Future research should especially focus on finding evidence of a postpartum signature in women with a postpartum breast cancer diagnosis, which could be based on gene expression data in human tissue and/or blood. Improved understanding of the pathways underlying the increased metastatic rate and the identification of molecular and/or cellular biomarkers with prognostic and/or predictive value in humans is a prerequisite for exploring optimized therapeutic modalities for postpartum breast cancer.
Contributors The manuscript has been written by HL and LL, and critically reviewed by VFB, PS, PN, and FA.
Funding This work was supported by the following grants: the European Research Council (ERC) under the European Union’s Horizon 2020 research and innovation programme under grant agreement No 647047; “Kom op tegen Kanker (Stand up to Cancer); the Flemish Cancer Society” under grant agreement No 3M150537; KWF kankerbestrijding; “the Dutch Cancer Society” under grant agreement No 11 132; and “Fonds Wetenschappelijk Onderzoek, the Flemish Research Foundation (FWO – Vlaanderen)” under grant agreement No G0A9219N.
Competing interests None declared.
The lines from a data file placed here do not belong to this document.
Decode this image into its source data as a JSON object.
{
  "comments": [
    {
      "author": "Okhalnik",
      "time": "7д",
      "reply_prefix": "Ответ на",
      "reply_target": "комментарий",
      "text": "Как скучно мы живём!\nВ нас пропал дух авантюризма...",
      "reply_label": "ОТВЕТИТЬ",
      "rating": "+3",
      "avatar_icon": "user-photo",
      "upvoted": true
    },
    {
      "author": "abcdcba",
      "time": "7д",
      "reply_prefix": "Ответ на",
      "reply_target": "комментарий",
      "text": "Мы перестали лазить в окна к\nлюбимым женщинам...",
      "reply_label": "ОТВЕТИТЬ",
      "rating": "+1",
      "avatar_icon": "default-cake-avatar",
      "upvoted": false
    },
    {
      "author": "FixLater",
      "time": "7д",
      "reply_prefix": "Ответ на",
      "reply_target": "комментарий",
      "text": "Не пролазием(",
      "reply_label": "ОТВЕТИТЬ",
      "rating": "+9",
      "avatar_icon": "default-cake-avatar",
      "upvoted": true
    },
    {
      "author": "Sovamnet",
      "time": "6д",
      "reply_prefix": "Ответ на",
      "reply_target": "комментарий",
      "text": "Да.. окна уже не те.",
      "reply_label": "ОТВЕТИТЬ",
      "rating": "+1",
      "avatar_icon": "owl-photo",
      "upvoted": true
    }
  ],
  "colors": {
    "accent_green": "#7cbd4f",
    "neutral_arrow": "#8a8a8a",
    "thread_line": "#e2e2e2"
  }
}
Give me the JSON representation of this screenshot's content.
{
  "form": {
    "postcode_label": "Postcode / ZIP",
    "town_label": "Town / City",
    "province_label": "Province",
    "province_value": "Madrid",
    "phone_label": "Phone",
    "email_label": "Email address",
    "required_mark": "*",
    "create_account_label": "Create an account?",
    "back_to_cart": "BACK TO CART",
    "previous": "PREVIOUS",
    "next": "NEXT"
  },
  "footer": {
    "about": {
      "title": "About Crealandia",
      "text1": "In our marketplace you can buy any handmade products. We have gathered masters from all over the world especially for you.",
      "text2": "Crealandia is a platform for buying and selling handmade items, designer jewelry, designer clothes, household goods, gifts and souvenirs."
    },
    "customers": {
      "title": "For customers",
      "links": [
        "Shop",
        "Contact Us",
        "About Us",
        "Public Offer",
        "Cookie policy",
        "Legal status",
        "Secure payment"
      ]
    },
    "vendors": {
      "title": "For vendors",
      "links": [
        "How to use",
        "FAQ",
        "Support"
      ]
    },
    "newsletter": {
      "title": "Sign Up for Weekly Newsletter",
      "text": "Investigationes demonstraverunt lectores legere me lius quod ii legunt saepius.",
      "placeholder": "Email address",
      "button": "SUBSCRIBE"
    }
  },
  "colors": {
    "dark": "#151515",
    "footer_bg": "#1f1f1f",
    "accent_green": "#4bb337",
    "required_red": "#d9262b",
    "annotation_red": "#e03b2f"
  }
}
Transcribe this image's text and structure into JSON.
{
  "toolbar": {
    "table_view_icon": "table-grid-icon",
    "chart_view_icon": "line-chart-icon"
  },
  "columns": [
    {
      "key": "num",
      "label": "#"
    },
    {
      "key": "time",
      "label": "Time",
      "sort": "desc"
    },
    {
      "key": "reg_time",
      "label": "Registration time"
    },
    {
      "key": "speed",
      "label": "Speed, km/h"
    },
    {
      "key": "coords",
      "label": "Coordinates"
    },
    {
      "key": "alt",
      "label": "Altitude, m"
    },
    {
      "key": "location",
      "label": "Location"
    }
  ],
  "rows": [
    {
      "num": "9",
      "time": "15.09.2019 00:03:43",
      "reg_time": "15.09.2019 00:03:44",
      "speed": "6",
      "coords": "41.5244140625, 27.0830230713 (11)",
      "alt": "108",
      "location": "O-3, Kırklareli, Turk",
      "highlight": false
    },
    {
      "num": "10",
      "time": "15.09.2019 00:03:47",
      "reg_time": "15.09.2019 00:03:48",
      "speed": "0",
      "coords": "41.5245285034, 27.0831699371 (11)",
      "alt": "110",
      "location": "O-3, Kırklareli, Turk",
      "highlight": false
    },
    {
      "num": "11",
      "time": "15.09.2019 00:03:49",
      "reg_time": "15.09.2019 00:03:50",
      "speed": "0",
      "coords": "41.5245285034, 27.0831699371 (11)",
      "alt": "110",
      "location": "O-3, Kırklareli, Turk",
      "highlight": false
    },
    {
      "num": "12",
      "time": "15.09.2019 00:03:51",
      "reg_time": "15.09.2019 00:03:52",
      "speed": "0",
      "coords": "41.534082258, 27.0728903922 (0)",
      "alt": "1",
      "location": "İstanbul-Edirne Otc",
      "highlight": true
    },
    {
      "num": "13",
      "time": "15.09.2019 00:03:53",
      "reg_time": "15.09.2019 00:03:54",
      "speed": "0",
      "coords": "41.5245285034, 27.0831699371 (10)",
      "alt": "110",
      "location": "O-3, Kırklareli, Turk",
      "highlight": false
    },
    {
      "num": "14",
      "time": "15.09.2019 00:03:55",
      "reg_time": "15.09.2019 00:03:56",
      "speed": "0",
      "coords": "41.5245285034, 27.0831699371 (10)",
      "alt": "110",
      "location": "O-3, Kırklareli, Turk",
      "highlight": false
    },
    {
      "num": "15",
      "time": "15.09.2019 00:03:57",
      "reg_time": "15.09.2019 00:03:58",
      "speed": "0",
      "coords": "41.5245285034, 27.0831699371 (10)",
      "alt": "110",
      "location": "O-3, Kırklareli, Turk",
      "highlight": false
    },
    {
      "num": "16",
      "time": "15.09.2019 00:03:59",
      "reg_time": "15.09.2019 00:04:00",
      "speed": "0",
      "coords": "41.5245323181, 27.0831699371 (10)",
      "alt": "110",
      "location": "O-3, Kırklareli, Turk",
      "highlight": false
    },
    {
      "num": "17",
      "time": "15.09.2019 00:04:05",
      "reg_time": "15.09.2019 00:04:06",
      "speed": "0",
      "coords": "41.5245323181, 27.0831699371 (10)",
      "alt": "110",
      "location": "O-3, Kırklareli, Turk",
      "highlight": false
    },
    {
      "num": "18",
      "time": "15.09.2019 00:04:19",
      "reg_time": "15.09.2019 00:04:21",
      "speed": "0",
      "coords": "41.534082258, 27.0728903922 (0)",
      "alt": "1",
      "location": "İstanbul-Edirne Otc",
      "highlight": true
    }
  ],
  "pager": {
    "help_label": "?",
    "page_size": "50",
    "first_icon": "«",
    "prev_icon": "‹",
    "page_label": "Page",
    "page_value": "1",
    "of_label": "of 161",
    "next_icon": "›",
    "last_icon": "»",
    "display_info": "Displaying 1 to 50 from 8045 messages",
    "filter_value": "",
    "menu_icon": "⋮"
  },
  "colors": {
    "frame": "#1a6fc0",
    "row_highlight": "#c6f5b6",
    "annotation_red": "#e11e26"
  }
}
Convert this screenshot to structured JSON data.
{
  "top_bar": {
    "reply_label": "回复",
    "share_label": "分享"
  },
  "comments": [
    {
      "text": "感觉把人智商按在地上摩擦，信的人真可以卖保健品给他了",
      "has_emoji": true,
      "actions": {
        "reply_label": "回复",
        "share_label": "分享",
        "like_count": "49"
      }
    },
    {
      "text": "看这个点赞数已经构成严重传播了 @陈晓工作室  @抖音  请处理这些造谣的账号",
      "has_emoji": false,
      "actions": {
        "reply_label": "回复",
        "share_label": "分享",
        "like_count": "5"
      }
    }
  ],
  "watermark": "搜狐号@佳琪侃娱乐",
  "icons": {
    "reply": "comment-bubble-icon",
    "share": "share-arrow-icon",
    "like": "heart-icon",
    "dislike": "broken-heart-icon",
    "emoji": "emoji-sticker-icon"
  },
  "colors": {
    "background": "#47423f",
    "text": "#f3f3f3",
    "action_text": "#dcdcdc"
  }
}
Patient consent for publication Not required.
Provenance and peer review Not commissioned; externally peer reviewed.